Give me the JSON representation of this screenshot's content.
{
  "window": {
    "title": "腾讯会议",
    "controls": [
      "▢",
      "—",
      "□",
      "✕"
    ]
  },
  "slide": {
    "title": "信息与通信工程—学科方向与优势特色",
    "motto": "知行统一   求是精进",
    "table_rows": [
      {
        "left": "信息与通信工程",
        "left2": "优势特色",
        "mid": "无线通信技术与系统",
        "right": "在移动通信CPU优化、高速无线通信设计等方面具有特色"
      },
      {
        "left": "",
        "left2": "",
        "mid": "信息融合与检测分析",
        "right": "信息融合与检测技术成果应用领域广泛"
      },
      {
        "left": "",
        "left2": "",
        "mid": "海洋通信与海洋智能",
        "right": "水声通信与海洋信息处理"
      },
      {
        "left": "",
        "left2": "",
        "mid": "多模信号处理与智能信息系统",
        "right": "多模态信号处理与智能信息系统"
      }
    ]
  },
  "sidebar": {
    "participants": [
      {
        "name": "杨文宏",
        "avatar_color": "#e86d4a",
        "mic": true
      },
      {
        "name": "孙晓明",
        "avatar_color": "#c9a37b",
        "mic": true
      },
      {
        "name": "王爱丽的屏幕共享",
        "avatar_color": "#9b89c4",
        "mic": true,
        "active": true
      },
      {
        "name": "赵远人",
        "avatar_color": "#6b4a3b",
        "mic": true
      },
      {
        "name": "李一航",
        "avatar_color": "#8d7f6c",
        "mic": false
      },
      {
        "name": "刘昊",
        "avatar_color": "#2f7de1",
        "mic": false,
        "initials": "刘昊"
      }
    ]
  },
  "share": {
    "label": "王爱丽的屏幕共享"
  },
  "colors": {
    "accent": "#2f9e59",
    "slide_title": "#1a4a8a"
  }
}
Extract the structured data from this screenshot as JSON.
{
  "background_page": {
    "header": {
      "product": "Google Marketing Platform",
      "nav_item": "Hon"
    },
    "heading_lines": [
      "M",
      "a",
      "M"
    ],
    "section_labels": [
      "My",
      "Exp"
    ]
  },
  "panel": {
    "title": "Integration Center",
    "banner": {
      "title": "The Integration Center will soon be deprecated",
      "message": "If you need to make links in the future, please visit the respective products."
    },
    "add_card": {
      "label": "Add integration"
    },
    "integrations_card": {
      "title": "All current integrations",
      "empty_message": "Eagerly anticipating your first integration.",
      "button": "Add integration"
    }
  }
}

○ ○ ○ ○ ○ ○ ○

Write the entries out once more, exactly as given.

Answer to the exercise
Give me the JSON representation of this screenshot's content.
{
  "window": {
    "title": "腾讯会议",
    "controls": [
      "▢",
      "—",
      "□",
      "✕"
    ]
  },
  "slide": {
    "title": "信息与通信工程—学科方向与优势特色",
    "motto": "知行统一   求是精进",
    "table_rows": [
      {
        "left": "信息与通信工程",
        "left2": "优势特色",
        "mid": "无线通信技术与系统",
        "right": "在移动通信CPU优化、高速无线通信设计等方面具有特色"
      },
      {
        "left": "",
        "left2": "",
        "mid": "信息融合与检测分析",
        "right": "信息融合与检测技术成果应用领域广泛"
      },
      {
        "left": "",
        "left2": "",
        "mid": "海洋通信与海洋智能",
        "right": "水声通信与海洋信息处理"
      },
      {
        "left": "",
        "left2": "",
        "mid": "多模信号处理与智能信息系统",
        "right": "多模态信号处理与智能信息系统"
      }
    ]
  },
  "sidebar": {
    "participants": [
      {
        "name": "杨文宏",
        "avatar_color": "#e86d4a",
        "mic": true
      },
      {
        "name": "孙晓明",
        "avatar_color": "#c9a37b",
        "mic": true
      },
      {
        "name": "王爱丽的屏幕共享",
        "avatar_color": "#9b89c4",
        "mic": true,
        "active": true
      },
      {
        "name": "赵远人",
        "avatar_color": "#6b4a3b",
        "mic": true
      },
      {
        "name": "李一航",
        "avatar_color": "#8d7f6c",
        "mic": false
      },
      {
        "name": "刘昊",
        "avatar_color": "#2f7de1",
        "mic": false,
        "initials": "刘昊"
      }
    ]
  },
  "share": {
    "label": "王爱丽的屏幕共享"
  },
  "colors": {
    "accent": "#2f9e59",
    "slide_title": "#1a4a8a"
  }
}
Extract the structured data from this screenshot as JSON.
{
  "background_page": {
    "header": {
      "product": "Google Marketing Platform",
      "nav_item": "Hon"
    },
    "heading_lines": [
      "M",
      "a",
      "M"
    ],
    "section_labels": [
      "My",
      "Exp"
    ]
  },
  "panel": {
    "title": "Integration Center",
    "banner": {
      "title": "The Integration Center will soon be deprecated",
      "message": "If you need to make links in the future, please visit the respective products."
    },
    "add_card": {
      "label": "Add integration"
    },
    "integrations_card": {
      "title": "All current integrations",
      "empty_message": "Eagerly anticipating your first integration.",
      "button": "Add integration"
    }
  }
}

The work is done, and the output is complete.